Plus, I always say Hannie, the exercises that you generally hate doing are the ones you should be doing more. There’s a reason you hate them, so by doing them you are not only training the body, but the mind as well.
Oh yes, I’m sure I’ll break the movement patterns up into various articles, although I have already written many articles focusing on the numerous body parts.
It’s funny actually that you mention your push and pull days – one of the most popular exercise splits in the gym is push, pull, legs.
So, you have one day when you focus on just pushing movements, another day when you focus just on pulling movements, and finally a day to focus completely on your legs.
I guess it does depend what you’re looking to achieve, but this is a great way to train.
With that said, I know from what you have told me, that you will be better off just focusing on the body as a whole whenever you exercise.
So, a little bit of everything will probably work best for you (and don’t forget those squats and lunges, LOL).
Hmmm, and here I thought you were such a laid back guy without any ‘you have to’s’. And now you tell me that I hate squats because they are the best for me and I should do them. Ai.
These push and pull days are from a guide I bought last year.

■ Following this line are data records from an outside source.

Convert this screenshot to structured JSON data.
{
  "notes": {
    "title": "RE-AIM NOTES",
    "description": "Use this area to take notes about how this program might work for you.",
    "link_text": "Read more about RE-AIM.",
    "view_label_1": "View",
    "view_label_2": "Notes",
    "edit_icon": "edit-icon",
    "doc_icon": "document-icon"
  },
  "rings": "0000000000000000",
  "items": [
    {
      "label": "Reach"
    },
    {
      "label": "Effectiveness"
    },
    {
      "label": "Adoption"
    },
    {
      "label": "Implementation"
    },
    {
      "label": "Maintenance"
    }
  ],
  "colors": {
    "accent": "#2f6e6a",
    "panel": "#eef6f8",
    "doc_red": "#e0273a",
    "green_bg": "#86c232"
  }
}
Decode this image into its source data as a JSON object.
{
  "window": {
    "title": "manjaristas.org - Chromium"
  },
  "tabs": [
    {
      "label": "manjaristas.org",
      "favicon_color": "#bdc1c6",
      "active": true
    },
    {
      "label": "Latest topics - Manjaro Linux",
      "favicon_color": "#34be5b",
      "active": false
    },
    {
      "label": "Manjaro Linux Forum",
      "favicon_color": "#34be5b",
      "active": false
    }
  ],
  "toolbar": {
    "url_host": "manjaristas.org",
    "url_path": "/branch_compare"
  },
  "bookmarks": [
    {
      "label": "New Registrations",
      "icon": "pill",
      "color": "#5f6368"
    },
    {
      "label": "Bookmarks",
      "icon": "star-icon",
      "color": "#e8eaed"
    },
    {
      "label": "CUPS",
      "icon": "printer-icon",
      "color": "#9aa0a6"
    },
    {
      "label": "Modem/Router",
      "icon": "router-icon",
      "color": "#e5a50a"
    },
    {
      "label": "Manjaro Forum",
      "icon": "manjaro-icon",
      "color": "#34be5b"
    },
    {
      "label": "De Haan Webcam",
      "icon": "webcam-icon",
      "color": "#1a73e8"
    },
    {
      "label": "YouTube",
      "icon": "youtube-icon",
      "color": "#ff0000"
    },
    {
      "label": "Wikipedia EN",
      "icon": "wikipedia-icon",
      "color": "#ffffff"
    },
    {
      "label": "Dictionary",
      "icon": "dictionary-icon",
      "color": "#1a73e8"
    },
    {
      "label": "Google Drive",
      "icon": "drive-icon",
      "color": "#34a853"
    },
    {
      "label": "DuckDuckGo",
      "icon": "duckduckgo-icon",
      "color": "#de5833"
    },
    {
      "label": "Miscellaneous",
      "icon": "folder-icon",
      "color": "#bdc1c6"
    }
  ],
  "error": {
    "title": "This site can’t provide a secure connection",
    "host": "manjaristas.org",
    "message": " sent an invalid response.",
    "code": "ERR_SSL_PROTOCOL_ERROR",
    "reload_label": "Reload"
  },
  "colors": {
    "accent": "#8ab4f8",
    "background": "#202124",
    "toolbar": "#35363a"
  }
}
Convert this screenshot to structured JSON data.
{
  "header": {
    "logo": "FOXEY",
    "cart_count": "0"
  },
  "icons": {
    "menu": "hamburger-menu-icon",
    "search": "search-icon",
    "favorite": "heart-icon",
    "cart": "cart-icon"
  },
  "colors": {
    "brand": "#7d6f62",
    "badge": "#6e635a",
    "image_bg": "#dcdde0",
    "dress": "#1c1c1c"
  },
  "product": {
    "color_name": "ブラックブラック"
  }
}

But I hear you. 🙂
Hahaha, no pressure from me Hannie, I am indeed very laid back.
I just love the fact that you always have something to say whenever I mention “squats” that now I automatically think of you whenever I write the word, LOL.
I’ve said before and I’ll say it again, I think you’re doing great, and you’ve achieved a lot over the last few years, so it shows that you’re definitely doing something right.